Brian Shell, P.E., Senior Technical Principal, WSP USA
As the infrastructure needs of the U.S. and the globe continue to mount, the importance of focusing on alternative project delivery methods to accelerate project schedule and reduce cash flow needs is increasing. At the same time, public water utilities have long been (perhaps unfairly) chided for being slow to adopt technology, often limited by regulatory requirements and a generally risk-averse approach to technology adoption. Public-private partnerships, or PPP/P3s, represent an excellent opportunity to solve both the financial and technology risk challenges for public water utilities.
The range of project delivery methods from design-bid-build (DBB) to a true P3 or design-build-finance-operate-maintain (DBFOM) represent increasing private sector involvement and opportunity to transfer technology risk, as shown in Figure 1.
But what is it about alternative project delivery methods that makes them well-suited for incorporating innovative technologies? In most traditional DBB projects, highly prescriptive specifications have been developed by designers and then incorporated usually on a number of different projects. In many cases, agencies update their standard specifications infrequently, and the burden is on the contractor awarded the work to make a compelling case, if allowed by the contract provisions, that an alternative product is suitable as an “or equal” alternative. In these projects since the designer and contractor end up on opposite sides of the transaction working for a public owner, there may be reluctance to approve an “or equal” that may have unknown or unexpected design consequences.
"A thoughtful procurement process will include a detailed exploration of the opportunities for technology innovation on the project"
By marrying together the design and construction aspects, such as in a design-build (DB) or other alternative project delivery method, technology integration is managed by the contractor and design team internally. In particular when operations and maintenance (O&M) components are added, such as in a DBOM or DBFOM/P3, the long-term concerns relating to ensuring efficient use and management of the innovative technology during the entire project lifecycle is managed by the project developer/ contractor.
There are advantages in incorporating the O&M aspects with design and construction. P3 developers, in many cases, will have implemented the technology being considered for implementation on other public projects. There is the opportunity for direct transfer of lessons learned and improvements in design and construction as a result of struggles encountered during the operations and maintenance of other projects before it is “too late” because contract documents have been advertised with one particular prescriptive specification incorporated.
Advantages also exist where a new technology – whether a wastewater treatment process, desalination, or another – is being incorporated by a public owner. In these cases, existing O&M staff may not have extensive understanding and expertise operating particularly new or innovative technologies incorporated. By utilizing the developer’s O&M staff synergies and elations with the design and construction team are more readily developed. In some jurisdictions, the idea of contracted operations and maintenance is not palatable for political, labor agreement, or other reasons. In these cases, an initial O&M start-up/warranty period with transferrable training can sometimes be incorporated alongside public sector O&M staff.
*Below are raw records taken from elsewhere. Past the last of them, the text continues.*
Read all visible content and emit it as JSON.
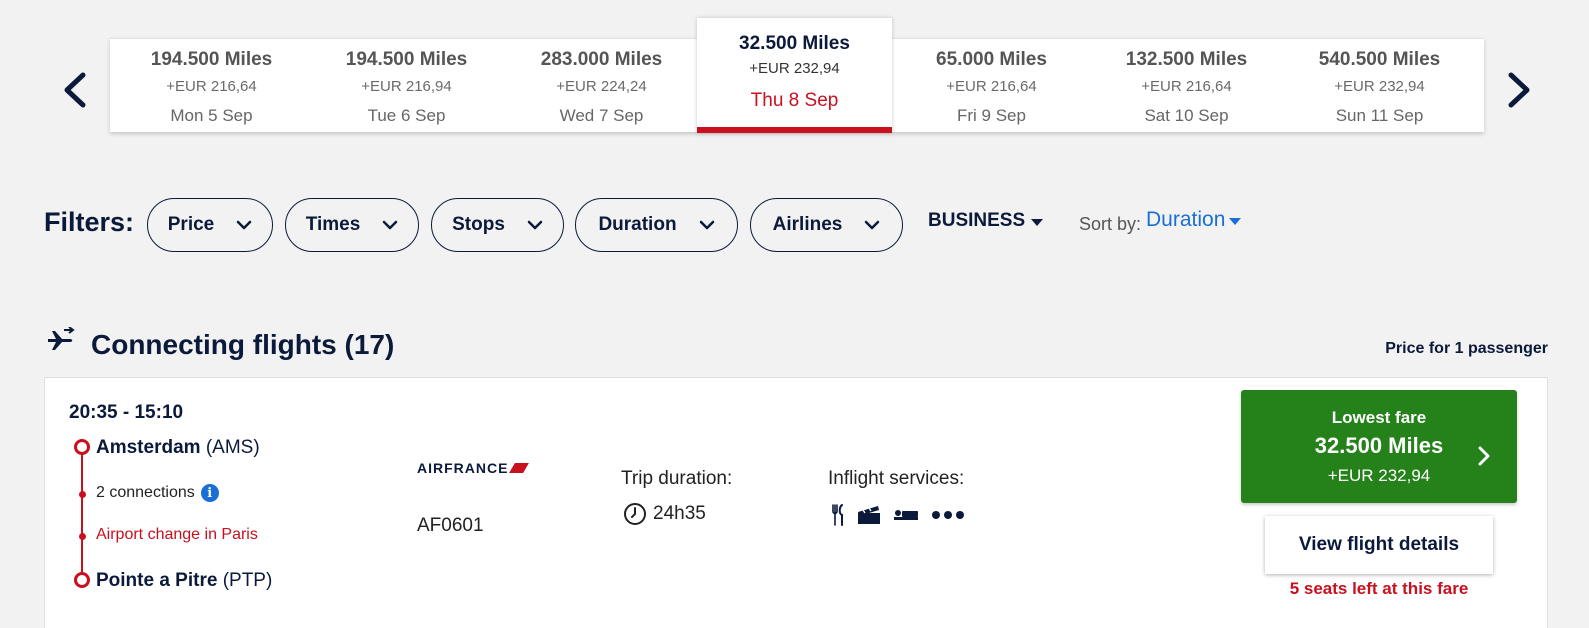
{
  "dates": [
    {
      "miles": "194.500 Miles",
      "eur": "+EUR 216,64",
      "day": "Mon 5 Sep"
    },
    {
      "miles": "194.500 Miles",
      "eur": "+EUR 216,94",
      "day": "Tue 6 Sep"
    },
    {
      "miles": "283.000 Miles",
      "eur": "+EUR 224,24",
      "day": "Wed 7 Sep"
    },
    {
      "miles": "32.500 Miles",
      "eur": "+EUR 232,94",
      "day": "Thu 8 Sep"
    },
    {
      "miles": "65.000 Miles",
      "eur": "+EUR 216,64",
      "day": "Fri 9 Sep"
    },
    {
      "miles": "132.500 Miles",
      "eur": "+EUR 216,64",
      "day": "Sat 10 Sep"
    },
    {
      "miles": "540.500 Miles",
      "eur": "+EUR 232,94",
      "day": "Sun 11 Sep"
    }
  ],
  "filters": {
    "label": "Filters:",
    "pills": [
      "Price",
      "Times",
      "Stops",
      "Duration",
      "Airlines"
    ],
    "cabin": "BUSINESS",
    "sort_label": "Sort by:",
    "sort_value": "Duration"
  },
  "section": {
    "title": "Connecting flights (17)",
    "price_for": "Price for 1 passenger"
  },
  "flight": {
    "times": "20:35 - 15:10",
    "origin_city": "Amsterdam",
    "origin_code": "(AMS)",
    "connections": "2 connections",
    "airport_change": "Airport change in Paris",
    "dest_city": "Pointe a Pitre",
    "dest_code": "(PTP)",
    "airline": "AIRFRANCE",
    "flight_number": "AF0601",
    "trip_label": "Trip duration:",
    "trip_value": "24h35",
    "services_label": "Inflight services:",
    "services_icons": [
      "cutlery-icon",
      "movie-icon",
      "bed-icon",
      "more-icon"
    ],
    "fare_label": "Lowest fare",
    "fare_miles": "32.500 Miles",
    "fare_eur": "+EUR 232,94",
    "details_label": "View flight details",
    "seats_left": "5 seats left at this fare"
  },
  "colors": {
    "navy": "#0b1a3a",
    "red": "#c8101e",
    "green": "#25821b",
    "blue": "#1a6fd6"
  }
}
P3s have been more extensively used in the U.S. in transportation-related transactions but their occurrence in the water sector has thus far been relatively limited.While interest in P3s within water has continued to increase, there must be a specific, thoughtful process carried out to determine which projects are best for consideration under the P3 method. Correct contract structuring, with appropriate risk allocations and a solid procurement process is essential to delivering a successful P3 project.
It is easy for public water utilities to feel that P3s are not a useful tool in their project delivery toolbox – after all, water utilities enjoy excellent credit ratings and have access to low cost lending, so why bother incorporating private capital? It is shortsighted to look past the benefits associated with a comprehensive developer-provided solution, and the benefit of oversight from the involvement of private equity providers and private lenders, to facilitate the incorporation of new and innovative technologies. The value of these benefits can far exceed the cost of incorporating capital, and provides excellent incorporation with the new USEPA WIFIA program.
While it may seem appealing to transfer away a comprehensive list of project risks to the private sector, public owners pay dearly when approaching a procurement with this mindset. Not all risks are appropriately managed by the private sector, such as risks related to government approvals. Others may be best shared between the public and private sector, such as the risks for rising utility costs or similar. A thoughtful procurement process will include a detailed exploration of the opportunities for technology innovation on the project, along with a review of the public owner’s appetite for risk which will shape and guide the risk allocation project in the procurement documents.